═══ MATERIAL FOR THIS EXERCISE

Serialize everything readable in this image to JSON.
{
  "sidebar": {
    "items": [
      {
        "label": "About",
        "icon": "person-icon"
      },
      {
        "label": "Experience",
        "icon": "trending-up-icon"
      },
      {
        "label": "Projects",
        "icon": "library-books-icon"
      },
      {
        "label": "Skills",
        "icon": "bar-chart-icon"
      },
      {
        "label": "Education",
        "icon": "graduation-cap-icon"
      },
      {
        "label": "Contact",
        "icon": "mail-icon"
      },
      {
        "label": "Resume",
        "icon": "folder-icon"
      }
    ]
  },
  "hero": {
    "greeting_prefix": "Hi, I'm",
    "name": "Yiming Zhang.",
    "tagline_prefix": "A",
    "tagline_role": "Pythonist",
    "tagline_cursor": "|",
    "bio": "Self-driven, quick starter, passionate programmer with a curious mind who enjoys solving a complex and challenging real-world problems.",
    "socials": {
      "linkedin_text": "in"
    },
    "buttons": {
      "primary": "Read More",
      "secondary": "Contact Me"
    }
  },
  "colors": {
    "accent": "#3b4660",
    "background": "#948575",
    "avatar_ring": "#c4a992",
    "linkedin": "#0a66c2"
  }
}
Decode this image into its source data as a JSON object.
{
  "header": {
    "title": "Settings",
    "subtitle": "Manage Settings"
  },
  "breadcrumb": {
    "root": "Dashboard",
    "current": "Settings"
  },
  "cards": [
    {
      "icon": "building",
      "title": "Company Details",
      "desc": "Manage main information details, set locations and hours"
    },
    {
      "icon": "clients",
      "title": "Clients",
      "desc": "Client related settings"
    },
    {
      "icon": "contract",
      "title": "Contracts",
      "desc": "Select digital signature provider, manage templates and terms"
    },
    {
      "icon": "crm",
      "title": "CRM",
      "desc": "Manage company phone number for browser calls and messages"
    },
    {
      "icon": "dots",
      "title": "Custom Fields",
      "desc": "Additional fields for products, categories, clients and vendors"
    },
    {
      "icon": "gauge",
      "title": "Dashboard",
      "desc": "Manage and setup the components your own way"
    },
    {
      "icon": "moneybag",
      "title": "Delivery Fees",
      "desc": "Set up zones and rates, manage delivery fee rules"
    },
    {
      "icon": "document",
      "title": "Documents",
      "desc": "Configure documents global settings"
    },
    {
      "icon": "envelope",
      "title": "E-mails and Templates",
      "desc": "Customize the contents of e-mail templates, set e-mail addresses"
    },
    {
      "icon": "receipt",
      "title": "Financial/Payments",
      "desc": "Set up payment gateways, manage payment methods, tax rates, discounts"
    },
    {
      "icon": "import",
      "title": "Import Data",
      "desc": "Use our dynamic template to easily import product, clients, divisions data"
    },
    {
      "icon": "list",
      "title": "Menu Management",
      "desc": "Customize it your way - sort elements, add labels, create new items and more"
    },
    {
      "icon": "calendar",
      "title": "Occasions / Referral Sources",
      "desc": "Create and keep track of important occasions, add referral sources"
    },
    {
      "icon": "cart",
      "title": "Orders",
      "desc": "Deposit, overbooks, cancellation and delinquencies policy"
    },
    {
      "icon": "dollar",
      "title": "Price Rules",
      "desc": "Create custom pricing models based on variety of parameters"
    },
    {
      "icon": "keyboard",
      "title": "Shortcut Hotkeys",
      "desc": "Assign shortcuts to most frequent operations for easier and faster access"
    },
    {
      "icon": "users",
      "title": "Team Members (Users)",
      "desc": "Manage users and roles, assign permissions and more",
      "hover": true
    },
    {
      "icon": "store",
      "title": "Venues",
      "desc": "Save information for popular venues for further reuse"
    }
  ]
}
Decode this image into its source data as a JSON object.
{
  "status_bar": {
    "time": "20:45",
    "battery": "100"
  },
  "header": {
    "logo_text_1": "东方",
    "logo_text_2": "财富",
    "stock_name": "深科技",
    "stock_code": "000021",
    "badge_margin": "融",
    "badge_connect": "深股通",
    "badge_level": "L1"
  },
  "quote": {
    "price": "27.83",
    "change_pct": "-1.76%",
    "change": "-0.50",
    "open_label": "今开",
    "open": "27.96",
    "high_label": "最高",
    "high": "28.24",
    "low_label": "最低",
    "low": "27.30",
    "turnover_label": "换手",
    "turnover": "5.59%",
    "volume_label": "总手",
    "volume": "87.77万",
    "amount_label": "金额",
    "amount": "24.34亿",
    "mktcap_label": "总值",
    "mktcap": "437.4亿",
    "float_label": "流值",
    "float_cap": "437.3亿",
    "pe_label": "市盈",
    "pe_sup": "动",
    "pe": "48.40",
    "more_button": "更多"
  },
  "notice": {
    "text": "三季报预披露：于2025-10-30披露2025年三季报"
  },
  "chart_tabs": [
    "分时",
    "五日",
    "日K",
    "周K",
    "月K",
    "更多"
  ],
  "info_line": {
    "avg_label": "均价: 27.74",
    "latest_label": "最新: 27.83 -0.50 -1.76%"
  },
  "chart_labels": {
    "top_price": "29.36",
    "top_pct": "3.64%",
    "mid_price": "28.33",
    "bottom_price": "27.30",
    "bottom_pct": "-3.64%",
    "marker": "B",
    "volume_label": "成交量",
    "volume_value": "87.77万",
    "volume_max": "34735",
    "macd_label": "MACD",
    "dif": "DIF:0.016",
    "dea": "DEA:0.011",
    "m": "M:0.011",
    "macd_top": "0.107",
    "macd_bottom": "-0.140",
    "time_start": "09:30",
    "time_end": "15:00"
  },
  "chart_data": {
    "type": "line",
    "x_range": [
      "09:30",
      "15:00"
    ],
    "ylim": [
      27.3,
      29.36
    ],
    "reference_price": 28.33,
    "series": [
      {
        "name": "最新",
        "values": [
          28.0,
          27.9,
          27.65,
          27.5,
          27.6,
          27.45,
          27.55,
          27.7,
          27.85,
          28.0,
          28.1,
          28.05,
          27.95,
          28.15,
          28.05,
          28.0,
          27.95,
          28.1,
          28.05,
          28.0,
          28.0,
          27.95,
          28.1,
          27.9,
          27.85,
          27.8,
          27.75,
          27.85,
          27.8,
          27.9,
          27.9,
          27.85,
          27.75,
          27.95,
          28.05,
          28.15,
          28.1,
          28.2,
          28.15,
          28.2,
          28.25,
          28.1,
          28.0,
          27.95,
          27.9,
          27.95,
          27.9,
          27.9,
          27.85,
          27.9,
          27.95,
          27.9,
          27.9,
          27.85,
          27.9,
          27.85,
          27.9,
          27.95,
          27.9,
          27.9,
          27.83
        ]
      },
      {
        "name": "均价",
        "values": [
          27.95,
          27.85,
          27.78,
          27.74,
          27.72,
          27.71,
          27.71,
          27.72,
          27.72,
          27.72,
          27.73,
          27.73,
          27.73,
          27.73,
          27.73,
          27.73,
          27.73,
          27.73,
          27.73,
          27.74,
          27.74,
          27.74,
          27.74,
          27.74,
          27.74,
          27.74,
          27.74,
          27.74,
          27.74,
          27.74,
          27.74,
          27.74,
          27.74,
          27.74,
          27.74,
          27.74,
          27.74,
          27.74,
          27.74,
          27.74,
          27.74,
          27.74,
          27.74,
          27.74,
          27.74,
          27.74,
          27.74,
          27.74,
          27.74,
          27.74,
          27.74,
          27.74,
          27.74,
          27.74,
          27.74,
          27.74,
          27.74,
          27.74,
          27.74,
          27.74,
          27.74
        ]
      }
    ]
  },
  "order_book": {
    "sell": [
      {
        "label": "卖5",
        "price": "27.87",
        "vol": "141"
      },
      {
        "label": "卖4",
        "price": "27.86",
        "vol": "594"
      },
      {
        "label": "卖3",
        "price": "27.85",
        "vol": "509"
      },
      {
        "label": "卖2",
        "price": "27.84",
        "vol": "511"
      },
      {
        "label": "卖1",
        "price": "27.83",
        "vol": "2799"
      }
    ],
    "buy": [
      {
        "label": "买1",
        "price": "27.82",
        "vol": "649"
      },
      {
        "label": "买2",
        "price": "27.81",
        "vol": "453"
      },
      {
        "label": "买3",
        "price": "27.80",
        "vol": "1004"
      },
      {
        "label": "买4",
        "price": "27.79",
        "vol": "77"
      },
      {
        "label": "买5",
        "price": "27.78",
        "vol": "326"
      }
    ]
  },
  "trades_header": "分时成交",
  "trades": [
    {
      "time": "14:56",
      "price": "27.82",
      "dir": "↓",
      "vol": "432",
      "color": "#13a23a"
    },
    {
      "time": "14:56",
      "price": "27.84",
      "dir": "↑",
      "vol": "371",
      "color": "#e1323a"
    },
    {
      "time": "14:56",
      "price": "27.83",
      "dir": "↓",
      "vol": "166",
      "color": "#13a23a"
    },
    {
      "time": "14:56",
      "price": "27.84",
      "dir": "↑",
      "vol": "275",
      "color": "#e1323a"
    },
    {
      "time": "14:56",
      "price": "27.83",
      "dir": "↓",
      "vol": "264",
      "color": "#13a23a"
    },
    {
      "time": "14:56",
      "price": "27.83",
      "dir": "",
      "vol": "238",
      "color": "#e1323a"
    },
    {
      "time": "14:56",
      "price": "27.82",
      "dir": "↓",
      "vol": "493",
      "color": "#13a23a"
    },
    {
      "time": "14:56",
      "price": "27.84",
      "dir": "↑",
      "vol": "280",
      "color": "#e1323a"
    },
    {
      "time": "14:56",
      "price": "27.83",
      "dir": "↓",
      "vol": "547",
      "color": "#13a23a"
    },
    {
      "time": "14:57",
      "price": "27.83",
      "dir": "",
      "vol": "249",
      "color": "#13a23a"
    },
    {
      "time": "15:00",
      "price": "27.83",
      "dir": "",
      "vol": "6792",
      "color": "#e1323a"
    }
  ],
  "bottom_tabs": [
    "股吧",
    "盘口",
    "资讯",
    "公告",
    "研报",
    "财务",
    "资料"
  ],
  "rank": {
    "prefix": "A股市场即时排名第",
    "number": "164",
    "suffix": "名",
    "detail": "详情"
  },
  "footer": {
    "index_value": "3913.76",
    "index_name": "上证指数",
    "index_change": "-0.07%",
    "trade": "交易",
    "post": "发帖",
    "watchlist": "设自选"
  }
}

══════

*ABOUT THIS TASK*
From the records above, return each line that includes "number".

*RESPONSE*
      "desc": "Manage company phone number for browser calls and messages"
    "number": "164",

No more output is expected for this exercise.